→ Problem requirements
Look through the listing below and count the lines holding "subtitle". Reply with the number alone.
--- Recorded data Enclosed Below ---
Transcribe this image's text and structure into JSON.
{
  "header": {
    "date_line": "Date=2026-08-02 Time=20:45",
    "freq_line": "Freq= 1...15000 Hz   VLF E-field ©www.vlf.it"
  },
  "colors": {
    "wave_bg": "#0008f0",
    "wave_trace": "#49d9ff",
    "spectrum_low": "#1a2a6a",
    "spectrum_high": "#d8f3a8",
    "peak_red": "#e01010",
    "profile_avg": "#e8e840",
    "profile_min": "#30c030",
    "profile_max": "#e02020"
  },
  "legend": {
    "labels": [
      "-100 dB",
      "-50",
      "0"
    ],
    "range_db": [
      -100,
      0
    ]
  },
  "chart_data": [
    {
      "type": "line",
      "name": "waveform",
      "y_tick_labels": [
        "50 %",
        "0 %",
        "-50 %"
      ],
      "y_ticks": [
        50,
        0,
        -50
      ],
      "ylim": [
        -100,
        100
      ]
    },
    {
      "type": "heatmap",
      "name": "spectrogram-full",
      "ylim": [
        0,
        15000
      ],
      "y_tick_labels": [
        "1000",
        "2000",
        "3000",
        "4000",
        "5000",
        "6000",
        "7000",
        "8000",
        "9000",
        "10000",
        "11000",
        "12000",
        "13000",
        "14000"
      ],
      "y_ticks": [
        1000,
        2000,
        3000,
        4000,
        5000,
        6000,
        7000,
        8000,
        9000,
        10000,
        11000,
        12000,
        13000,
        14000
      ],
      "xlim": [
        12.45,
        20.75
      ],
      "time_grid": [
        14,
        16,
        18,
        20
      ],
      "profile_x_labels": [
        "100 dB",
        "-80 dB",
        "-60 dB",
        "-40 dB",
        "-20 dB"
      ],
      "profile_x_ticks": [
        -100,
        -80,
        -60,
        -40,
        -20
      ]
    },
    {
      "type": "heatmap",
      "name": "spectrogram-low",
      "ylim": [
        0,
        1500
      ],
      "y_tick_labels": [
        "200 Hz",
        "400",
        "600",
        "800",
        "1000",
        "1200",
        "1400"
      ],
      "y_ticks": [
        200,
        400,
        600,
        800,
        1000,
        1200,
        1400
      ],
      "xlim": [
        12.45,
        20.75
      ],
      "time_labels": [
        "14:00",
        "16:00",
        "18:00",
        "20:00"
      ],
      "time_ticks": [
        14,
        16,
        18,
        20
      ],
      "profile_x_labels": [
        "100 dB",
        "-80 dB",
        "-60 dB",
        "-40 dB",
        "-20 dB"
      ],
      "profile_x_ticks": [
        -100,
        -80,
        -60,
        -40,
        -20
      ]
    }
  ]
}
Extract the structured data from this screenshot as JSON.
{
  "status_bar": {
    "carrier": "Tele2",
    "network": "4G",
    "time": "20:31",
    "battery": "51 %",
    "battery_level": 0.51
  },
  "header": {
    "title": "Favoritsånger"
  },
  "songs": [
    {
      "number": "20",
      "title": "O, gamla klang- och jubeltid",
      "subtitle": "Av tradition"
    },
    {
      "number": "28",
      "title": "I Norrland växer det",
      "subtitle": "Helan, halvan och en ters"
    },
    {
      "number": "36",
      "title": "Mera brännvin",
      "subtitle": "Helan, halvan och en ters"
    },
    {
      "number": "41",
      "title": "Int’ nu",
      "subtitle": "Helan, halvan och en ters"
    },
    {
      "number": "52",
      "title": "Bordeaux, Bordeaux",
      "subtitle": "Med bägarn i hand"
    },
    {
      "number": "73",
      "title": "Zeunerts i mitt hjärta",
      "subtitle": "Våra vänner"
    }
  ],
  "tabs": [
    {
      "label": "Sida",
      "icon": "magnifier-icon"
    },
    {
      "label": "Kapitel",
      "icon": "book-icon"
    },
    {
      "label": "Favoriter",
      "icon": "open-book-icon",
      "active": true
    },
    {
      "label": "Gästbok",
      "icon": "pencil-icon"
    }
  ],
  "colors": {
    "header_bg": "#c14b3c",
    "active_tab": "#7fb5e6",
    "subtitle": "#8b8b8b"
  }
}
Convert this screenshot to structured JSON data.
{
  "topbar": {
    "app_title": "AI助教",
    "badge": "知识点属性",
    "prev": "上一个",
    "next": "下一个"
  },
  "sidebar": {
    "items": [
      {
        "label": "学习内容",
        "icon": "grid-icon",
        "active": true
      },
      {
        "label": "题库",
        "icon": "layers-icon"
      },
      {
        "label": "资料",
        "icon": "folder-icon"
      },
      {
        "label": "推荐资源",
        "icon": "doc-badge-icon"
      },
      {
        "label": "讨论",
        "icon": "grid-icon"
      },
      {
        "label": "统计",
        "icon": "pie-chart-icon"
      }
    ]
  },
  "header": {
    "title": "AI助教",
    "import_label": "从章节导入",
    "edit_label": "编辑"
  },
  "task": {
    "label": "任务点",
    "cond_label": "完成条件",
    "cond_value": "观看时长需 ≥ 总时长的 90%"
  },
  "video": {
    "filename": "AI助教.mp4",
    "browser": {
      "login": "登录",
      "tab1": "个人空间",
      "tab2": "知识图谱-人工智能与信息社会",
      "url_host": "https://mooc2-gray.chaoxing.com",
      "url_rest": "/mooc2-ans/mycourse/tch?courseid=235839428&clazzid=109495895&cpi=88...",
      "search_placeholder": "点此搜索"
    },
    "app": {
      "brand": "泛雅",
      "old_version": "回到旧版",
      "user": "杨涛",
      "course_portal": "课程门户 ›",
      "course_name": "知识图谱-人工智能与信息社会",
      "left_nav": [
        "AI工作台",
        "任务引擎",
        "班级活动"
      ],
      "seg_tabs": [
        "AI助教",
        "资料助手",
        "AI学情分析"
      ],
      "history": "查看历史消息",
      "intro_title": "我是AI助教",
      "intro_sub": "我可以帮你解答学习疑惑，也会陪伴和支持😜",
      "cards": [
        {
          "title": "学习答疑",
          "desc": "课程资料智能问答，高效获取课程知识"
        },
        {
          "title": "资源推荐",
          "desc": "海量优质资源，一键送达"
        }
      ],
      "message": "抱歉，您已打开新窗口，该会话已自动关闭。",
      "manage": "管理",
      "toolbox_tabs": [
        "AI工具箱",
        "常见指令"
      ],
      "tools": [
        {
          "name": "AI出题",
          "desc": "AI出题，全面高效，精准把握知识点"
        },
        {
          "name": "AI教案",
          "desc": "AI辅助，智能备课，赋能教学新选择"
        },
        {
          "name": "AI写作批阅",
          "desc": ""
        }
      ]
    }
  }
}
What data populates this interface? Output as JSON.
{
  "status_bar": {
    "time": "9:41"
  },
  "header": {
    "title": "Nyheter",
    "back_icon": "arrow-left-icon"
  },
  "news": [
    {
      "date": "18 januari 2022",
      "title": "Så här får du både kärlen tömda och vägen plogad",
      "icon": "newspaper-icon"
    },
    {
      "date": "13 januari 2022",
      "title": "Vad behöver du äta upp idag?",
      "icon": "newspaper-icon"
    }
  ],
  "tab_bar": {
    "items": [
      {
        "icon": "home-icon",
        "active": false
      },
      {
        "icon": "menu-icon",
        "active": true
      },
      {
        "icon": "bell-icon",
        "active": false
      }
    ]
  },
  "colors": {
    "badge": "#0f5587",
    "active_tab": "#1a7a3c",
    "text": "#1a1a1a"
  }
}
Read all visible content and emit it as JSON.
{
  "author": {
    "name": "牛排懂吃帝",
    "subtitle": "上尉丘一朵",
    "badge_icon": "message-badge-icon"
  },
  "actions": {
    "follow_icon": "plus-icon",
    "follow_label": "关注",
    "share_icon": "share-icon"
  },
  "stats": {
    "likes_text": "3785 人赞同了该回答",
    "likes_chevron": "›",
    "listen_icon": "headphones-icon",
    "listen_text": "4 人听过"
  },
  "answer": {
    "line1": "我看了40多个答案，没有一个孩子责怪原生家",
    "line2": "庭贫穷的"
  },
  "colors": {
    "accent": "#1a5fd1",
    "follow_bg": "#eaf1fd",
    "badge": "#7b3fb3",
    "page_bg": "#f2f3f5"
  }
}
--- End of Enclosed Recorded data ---
→ Your solution
8